● What this task involves
Please print the data shown below without any alteration.
--- Records for processing ---
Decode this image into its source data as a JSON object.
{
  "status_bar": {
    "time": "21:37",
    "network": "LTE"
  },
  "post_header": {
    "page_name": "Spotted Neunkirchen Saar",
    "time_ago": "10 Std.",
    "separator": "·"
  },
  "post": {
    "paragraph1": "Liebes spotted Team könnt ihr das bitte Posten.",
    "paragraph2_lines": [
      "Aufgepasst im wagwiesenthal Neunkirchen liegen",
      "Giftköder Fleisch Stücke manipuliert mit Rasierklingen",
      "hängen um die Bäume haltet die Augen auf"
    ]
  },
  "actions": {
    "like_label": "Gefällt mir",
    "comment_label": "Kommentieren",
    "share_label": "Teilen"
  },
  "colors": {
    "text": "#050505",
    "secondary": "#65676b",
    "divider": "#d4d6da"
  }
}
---
● Exercise solution
Decode this image into its source data as a JSON object.
{
  "status_bar": {
    "time": "21:37",
    "network": "LTE"
  },
  "post_header": {
    "page_name": "Spotted Neunkirchen Saar",
    "time_ago": "10 Std.",
    "separator": "·"
  },
  "post": {
    "paragraph1": "Liebes spotted Team könnt ihr das bitte Posten.",
    "paragraph2_lines": [
      "Aufgepasst im wagwiesenthal Neunkirchen liegen",
      "Giftköder Fleisch Stücke manipuliert mit Rasierklingen",
      "hängen um die Bäume haltet die Augen auf"
    ]
  },
  "actions": {
    "like_label": "Gefällt mir",
    "comment_label": "Kommentieren",
    "share_label": "Teilen"
  },
  "colors": {
    "text": "#050505",
    "secondary": "#65676b",
    "divider": "#d4d6da"
  }
}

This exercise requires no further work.